After much speculation that it was nothing but a red herring, Wikileaks, which has recently gotten some substantial press coverage on both sides, has finally released a classified video leaked by "a number of military whistleblowers" which depicts "the indiscriminate slaying of over a dozen people in the Iraqi suburb of New Baghdad -- including two Reuters news staff." The Reuters employees in question are Saeed Chmagh and Namir Noor-Eldeen. Full video is below, linked from Wikileaks' YouTube site. Full video attached - warning: video is very graphic.
As WikiLeaks further elaborates:
Reuters has been trying to obtain the video through the Freedom of Information Act, without success since the time of the attack. The video, shot from an Apache helicopter gun-site, clearly shows the unprovoked slaying of a wounded Reuters employee and his rescuers. Two young children involved in the rescue were also seriously wounded.
The military did not reveal how the Reuters staff were killed, and stated that they did not know how the children were injured.
After demands by Reuters, the incident was investigated and the U.S. military concluded that the actions of the soldiers were in accordance with the law of armed conflict and its own "Rules of Engagement".
Consequently, WikiLeaks has released the classified Rules of Engagement for 2006, 2007 and 2008, revealing these rules before, during, and after the killings.
WikiLeaks has released both the original 38 minutes video and a shorter version with an initial analysis. Subtitles have been added to both versions from the radio transmissions.

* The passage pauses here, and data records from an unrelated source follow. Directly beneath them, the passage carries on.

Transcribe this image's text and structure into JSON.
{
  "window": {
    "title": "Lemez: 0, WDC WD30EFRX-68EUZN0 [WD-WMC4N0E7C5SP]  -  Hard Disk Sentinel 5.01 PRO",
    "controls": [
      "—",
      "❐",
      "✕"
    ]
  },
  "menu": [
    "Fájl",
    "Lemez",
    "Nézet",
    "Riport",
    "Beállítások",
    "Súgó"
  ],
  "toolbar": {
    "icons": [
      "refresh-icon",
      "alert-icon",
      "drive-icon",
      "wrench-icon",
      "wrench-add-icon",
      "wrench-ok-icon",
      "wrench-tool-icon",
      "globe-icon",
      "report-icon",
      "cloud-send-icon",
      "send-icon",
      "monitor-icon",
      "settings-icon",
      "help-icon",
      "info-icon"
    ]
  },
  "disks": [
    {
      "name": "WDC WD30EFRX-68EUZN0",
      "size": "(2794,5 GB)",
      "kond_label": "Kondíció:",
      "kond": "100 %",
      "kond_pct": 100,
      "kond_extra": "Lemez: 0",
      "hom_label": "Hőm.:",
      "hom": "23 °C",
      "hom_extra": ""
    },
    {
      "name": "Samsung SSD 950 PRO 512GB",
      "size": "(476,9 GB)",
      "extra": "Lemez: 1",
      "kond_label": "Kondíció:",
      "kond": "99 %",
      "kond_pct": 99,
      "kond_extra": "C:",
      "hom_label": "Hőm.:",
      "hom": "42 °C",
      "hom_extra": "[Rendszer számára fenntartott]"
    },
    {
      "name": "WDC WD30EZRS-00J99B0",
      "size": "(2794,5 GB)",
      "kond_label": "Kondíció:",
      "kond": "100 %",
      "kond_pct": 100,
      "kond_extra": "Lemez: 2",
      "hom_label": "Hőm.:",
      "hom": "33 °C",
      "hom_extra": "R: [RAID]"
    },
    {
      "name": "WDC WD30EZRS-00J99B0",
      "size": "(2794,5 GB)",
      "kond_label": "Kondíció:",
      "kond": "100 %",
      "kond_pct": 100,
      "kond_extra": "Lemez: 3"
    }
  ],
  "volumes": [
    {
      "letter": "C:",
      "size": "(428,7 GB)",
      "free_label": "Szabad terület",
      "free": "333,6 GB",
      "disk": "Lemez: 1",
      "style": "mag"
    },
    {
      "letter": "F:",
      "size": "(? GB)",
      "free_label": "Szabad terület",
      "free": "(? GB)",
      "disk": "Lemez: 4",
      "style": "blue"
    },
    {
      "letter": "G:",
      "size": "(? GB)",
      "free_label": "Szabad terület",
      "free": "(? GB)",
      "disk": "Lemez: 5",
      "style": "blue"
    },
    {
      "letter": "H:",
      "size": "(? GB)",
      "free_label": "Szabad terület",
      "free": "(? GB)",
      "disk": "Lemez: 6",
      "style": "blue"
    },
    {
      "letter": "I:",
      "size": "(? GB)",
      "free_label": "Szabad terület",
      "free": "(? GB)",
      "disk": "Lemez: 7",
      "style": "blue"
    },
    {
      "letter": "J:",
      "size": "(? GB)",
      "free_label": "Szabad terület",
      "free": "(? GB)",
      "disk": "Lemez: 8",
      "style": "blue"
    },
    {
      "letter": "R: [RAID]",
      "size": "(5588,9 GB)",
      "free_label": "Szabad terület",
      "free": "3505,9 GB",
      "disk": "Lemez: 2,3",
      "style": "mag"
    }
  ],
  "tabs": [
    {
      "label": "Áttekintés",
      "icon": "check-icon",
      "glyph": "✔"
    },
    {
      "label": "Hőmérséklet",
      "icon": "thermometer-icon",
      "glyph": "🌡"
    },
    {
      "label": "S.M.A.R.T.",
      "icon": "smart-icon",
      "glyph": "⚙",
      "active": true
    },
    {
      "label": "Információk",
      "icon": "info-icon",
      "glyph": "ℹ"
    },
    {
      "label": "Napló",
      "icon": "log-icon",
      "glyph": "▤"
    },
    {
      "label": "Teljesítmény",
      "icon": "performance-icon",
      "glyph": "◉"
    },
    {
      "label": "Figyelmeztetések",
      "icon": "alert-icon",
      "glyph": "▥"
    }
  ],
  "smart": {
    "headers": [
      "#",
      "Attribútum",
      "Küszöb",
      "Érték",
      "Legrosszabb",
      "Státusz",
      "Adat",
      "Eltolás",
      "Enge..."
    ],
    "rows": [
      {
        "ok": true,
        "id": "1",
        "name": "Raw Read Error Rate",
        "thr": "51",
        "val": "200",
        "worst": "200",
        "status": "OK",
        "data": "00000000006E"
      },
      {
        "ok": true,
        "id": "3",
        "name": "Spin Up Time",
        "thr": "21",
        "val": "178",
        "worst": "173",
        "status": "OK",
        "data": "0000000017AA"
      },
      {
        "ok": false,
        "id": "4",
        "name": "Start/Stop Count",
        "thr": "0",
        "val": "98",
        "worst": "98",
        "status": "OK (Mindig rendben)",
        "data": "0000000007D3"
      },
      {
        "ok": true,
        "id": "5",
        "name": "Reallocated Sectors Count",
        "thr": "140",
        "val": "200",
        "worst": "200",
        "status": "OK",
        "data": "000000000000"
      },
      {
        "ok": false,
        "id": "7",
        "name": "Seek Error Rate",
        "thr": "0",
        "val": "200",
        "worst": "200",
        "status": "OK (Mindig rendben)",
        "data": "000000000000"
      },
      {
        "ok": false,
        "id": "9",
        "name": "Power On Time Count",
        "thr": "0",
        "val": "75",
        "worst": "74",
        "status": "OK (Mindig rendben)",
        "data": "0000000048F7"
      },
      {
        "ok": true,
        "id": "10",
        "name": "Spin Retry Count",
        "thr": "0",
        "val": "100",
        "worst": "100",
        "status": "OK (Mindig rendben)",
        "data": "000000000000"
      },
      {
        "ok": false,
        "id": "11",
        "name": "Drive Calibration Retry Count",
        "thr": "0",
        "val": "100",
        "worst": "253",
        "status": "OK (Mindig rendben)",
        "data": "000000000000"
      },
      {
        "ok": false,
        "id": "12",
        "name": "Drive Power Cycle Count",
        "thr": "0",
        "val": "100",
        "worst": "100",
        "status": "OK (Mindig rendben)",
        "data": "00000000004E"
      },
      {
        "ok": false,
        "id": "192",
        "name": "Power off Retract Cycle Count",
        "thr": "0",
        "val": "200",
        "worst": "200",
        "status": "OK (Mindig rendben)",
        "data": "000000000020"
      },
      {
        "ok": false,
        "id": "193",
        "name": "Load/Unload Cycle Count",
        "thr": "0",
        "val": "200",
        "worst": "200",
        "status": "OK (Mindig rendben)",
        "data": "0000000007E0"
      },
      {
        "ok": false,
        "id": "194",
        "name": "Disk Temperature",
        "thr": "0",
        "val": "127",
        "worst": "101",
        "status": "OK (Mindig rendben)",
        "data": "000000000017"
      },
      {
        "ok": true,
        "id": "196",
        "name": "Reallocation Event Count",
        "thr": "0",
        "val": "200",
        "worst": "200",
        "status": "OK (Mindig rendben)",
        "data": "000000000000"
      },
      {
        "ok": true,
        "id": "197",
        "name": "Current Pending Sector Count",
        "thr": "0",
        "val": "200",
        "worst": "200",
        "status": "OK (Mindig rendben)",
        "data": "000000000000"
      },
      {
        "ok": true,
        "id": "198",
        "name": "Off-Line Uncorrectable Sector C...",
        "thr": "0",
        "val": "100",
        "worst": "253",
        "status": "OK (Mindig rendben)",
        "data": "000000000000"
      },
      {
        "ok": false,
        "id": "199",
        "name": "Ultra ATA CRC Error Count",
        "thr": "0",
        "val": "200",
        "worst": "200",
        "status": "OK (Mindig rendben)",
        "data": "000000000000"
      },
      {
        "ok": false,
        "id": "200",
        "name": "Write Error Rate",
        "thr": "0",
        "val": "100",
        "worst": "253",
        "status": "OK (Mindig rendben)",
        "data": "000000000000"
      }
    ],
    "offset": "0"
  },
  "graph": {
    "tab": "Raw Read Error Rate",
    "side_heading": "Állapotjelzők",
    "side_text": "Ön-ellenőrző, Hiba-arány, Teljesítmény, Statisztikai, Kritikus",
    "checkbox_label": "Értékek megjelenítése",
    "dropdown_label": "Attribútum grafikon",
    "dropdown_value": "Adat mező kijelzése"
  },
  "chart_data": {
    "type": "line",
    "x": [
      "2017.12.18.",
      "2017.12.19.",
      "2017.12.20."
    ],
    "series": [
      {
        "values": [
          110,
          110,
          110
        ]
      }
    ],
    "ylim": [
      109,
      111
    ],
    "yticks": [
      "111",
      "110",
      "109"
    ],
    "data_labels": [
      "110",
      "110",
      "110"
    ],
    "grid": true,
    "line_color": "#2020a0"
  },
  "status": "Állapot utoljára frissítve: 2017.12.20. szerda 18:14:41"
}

WikiLeaks obtained this video as well as supporting documents from a number of military whistleblowers. WikiLeaks goes to great lengths to verify the authenticity of the information it receives. We have analyzed the information about this incident from a variety of source material. We have spoken to witnesses and journalists directly involved in the incident.
WikiLeaks wants to ensure that all the leaked information it receives gets the attention it deserves. In this particular case, some of the people killed were journalists that were simply doing their jobs: putting their lives at risk in order to report on war. Iraq is a very dangerous place for journalists: from 2003- 2009, 139 journalists were killed while doing their work.